At 21, Aly Raisman is considered an old woman in a sport dominated by teenagers. Her decision to return for the 2016 Summer Olympic Games was met with surprise and admiration for her determination, given her ripe old age.
Those voices were even more stunned when Raisman -- nicknamed "Grandma Aly" by her teammates -- not only returned after a fourth-place all-around finish in 2012, but turned in an even better performance with a silver medal. But Raisman's age-defying career has nothing on Oksana Chusovitina, who competed in the vault Sunday at a staggering 41 years of age.
Chusovitina, competing for Uzbekistan, has now appeared in seven Olympic Games, going all the way back to 1992. None of this year's USA gymnastics team were alive to see it -- Chusovitina appeared in two Olympics before Simone Biles was born.
The 5-foot, 97-pound gymnast has represented three different countries during her career, starting with the former USSR. From 2006 to 2012, she lived in and competed for Germany, where she had moved while her son received treatment for leukemia.
Now even her son, 17, is older than some of the competitors Chusovitina faced at this year in Rio. She won a team gold in 1992 with the USSR, and a silver medal in vault at the 2008 Olympics -- a 16-year medals gap that is the largest in gymnastics history. As recently as 2012, she won a silver medal in vault at the European Championships.
Her career has endured beyond a point most gymnasts can't even imagine. And Chusovitina is nowhere close to finished -- the told The New York Times she has her sights set on Tokyo in 2020.
"This is a kind of experiment," she tells The New York Times. "I would like to see how long I can compete."
Desire is one thing. But Chusovitina's ability to extend her gymnastics career is something the sports world can only gawk at. After her seventh-place finish in vault this year, the arena played a video tribute to her impressive career.
Meanwhile, every wondered: How does she do it?
The answer is a combination of strategic moves and Chusovitina's own determination to persevere. Some of her training is a bit counterintuitive. While you'd assume a 40-something would have to work tirelessly to keep pace with her teenage adversaries, Chusovitina says she actually works out only a couple of hours every day -- far from the endless hours other gymnasts put into their training.
In place of that active time, Chusovitina values visualization of her routines, her tasks and the skills she knows she needs to compete. And maybe all that visualization is good for the technical nature of her vault routine, which only a few gymnasts in the world will even attempt.
That routine, called the Produnova, is affectionately referred to as the "Vault of Death." Featuring a series of head-over-heel rotations through the air, the routine is high-risk, high-reward. With a maximum score of 17, Chusovitina enters basically every competition with the highest potential score of any athlete.
If she nails the vault and the landing, she has the potential to win gold in any tournament -- even if she's going up against Simone Biles.

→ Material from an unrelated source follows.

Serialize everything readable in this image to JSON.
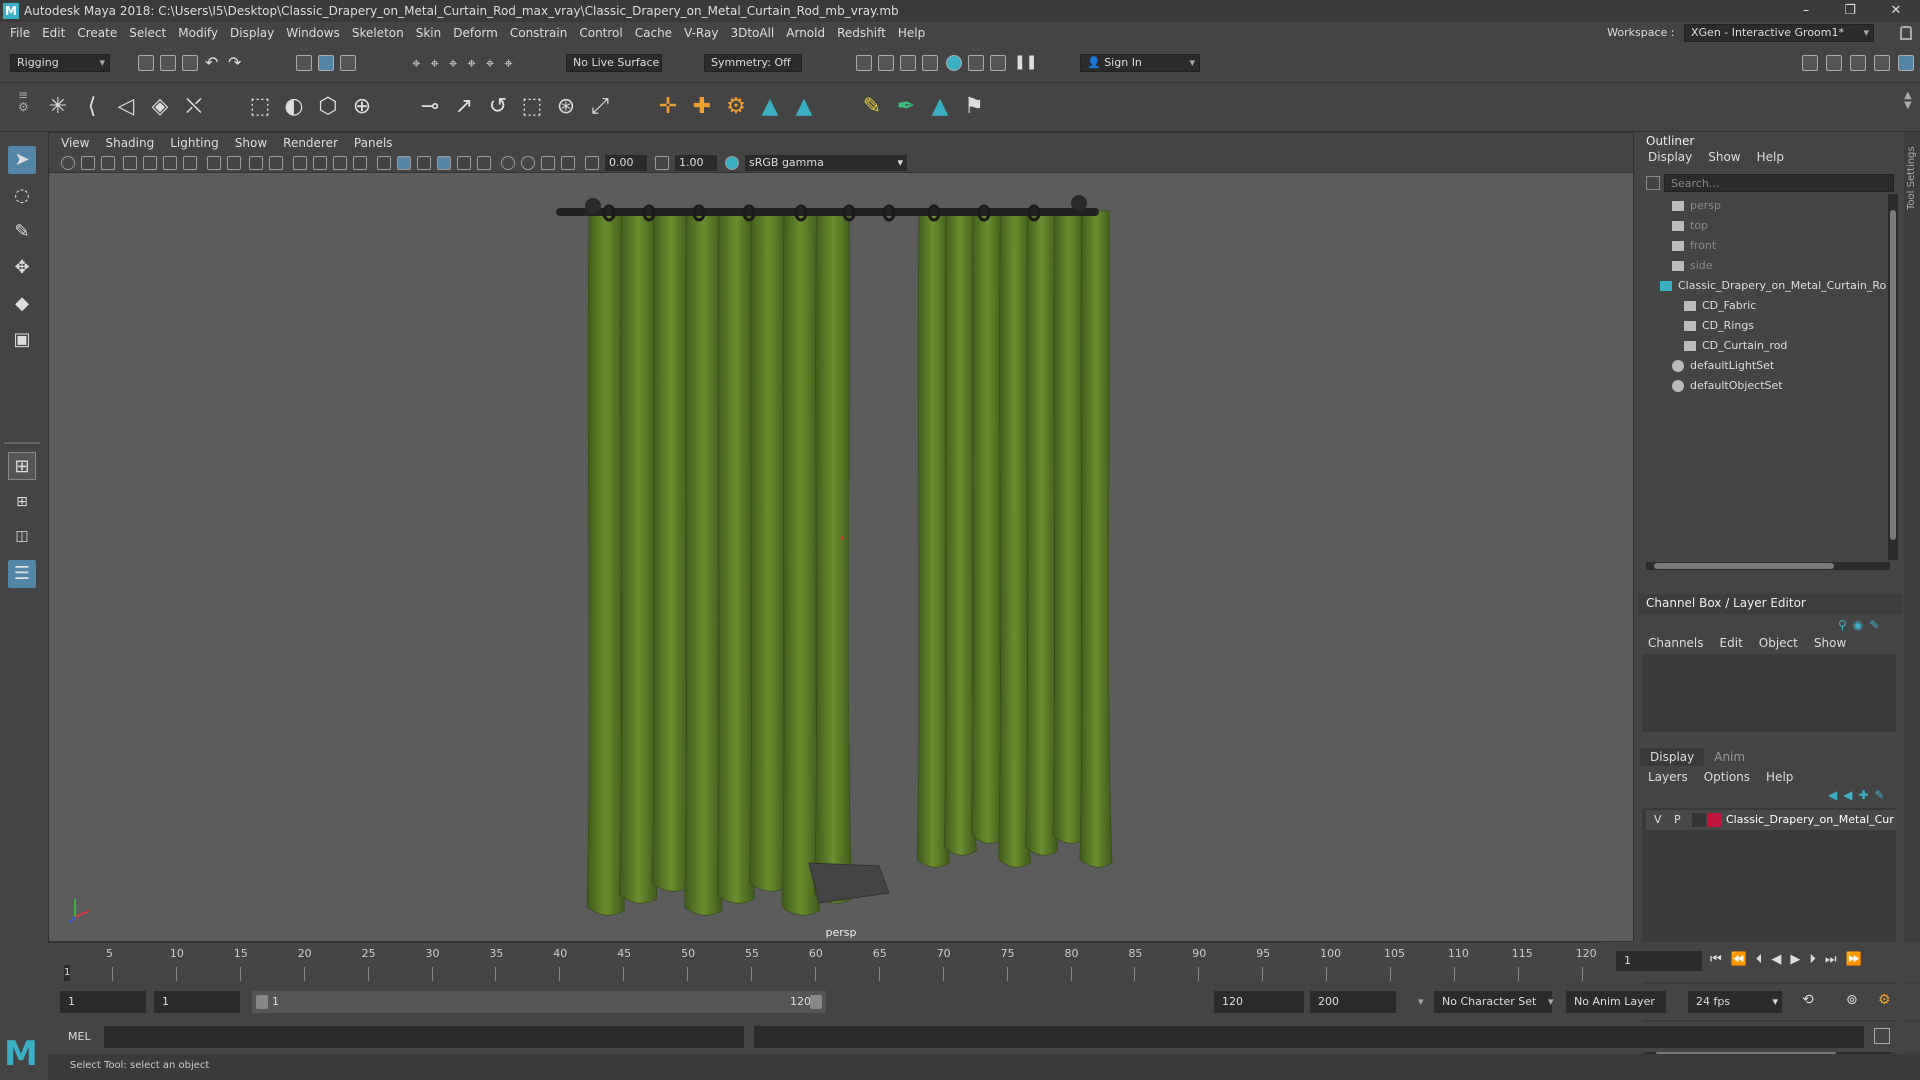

That high potential score comes with significant risk, both competitively and physically. The Produnova is very hard to pull off -- most attempts end in a fall, or at least a sloppy landing that results in a deduction of points. But it's also an extremely dangerous routine that can easily lead to a gymnast landing on their back or neck. The risk is so high that Biles, now widely regarded as the greatest gymnast in history, refuses to attempt it.
In fact, Biles once quipped to The New Yorker that she would never attempt the Produnova because "I'm not trying to die."

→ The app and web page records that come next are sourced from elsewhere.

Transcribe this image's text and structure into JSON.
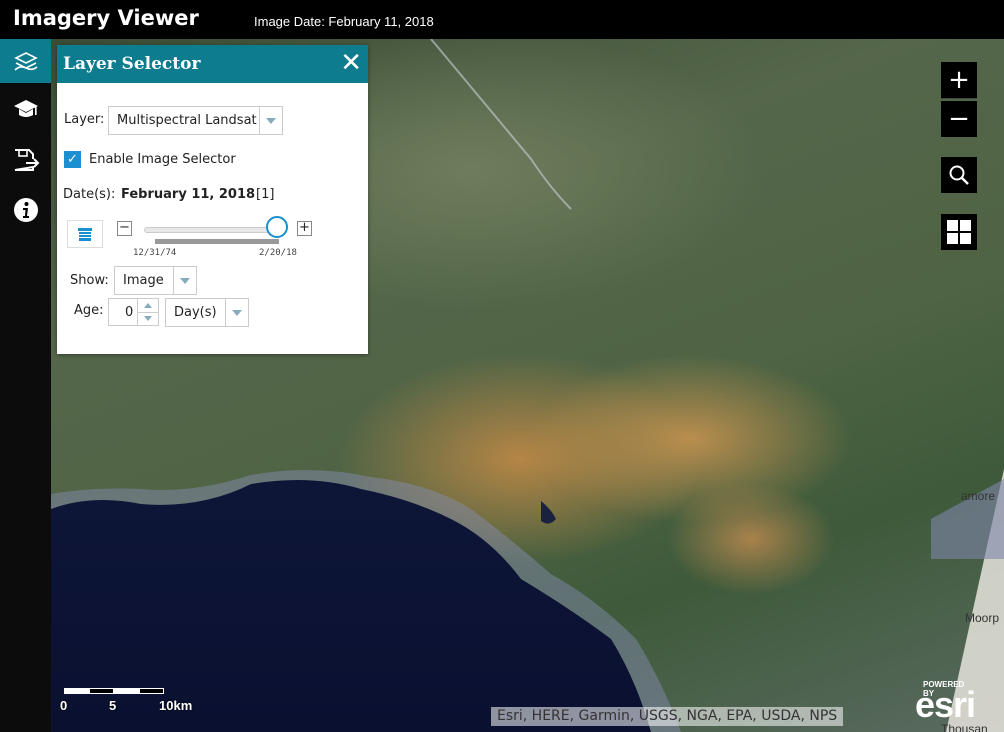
{
  "header": {
    "title": "Imagery Viewer",
    "image_date_label": "Image Date: February 11, 2018"
  },
  "toolbar": {
    "items": [
      {
        "icon": "layers-map-icon",
        "active": true
      },
      {
        "icon": "graduation-cap-icon",
        "active": false
      },
      {
        "icon": "save-export-icon",
        "active": false
      },
      {
        "icon": "info-icon",
        "active": false
      }
    ]
  },
  "panel": {
    "title": "Layer Selector",
    "layer_label": "Layer:",
    "layer_value": "Multispectral Landsat",
    "enable_selector_label": "Enable Image Selector",
    "enable_selector_checked": true,
    "dates_label": "Date(s):",
    "dates_value": "February 11, 2018",
    "dates_count": "[1]",
    "slider_min_label": "12/31/74",
    "slider_max_label": "2/20/18",
    "slider_value_fraction": 0.97,
    "show_label": "Show:",
    "show_value": "Image",
    "age_label": "Age:",
    "age_value": "0",
    "age_unit": "Day(s)"
  },
  "map": {
    "zoom_in": "+",
    "zoom_out": "−",
    "scale_labels": [
      "0",
      "5",
      "10km"
    ],
    "attribution": "Esri, HERE, Garmin, USGS, NGA, EPA, USDA, NPS",
    "esri_powered": "POWERED BY",
    "esri_logo": "esri",
    "places": [
      "amore",
      "Moorp",
      "Thousan"
    ]
  }
}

But with Biles setting the bar so high, Chusovitina was happy to try it -- the routine gave her a legitimate shot of upsetting the American star. And Chusovitina wasn't alone -- India's Dipa Karmakar also attempted the Produnova, knowing it was her only real shot at beating Biles for the gold.
To practice her dangerous routine, and to preserve her body from the wear-and-tear of her daily training grind, Chusovitina vaults onto a high stack of mats that lets her practice her vault and aerial rotations without suffering the impacts of falling back to the ground:
There's also the use of certain performance-enhancing supplements that Chusovitina has leaned on in recent years. No, not HGH or testosterone -- try coffee and dark chocolate.
Of course, the real reason she even found herself in this position -- competing decades past her prescribed expiration date -- is the most touching part of her story. In 2002, when her son was diagnosed with leukemia, Chusovitina had been contemplating retirement. But her son's medical needs needed money and opportunity that only her gymnastics career could offer.
Knowing that Uzbekistan's medical system did not give her son a good chance of survival, she accepted a friend's invitation to move to Germany, where her son received treatment, and where she eventually became a member of the country's national gymnastics team.
As her son endured six years of leukemia treatments, Chusovitina continued competing in gymnastics, using prize money and donations from friends and family to cover her son's medical expenses.
In 2008, she surprised herself and the world with a silver medial in Beijing. But the best surprise came when she returned home, and learned that her son's cancer was finally in remission.
Eight years later, her career endures for a much simpler reason: She likes it. And with each event, she continues to test unknown limits. Gymnastics is a brutal sport on the body, but Chusovitina's legacy is a fierce rebuttal to the notion that gymnastics is a young woman's game.
If all goes according to plan, she'll be back in four years to prove age is only a number.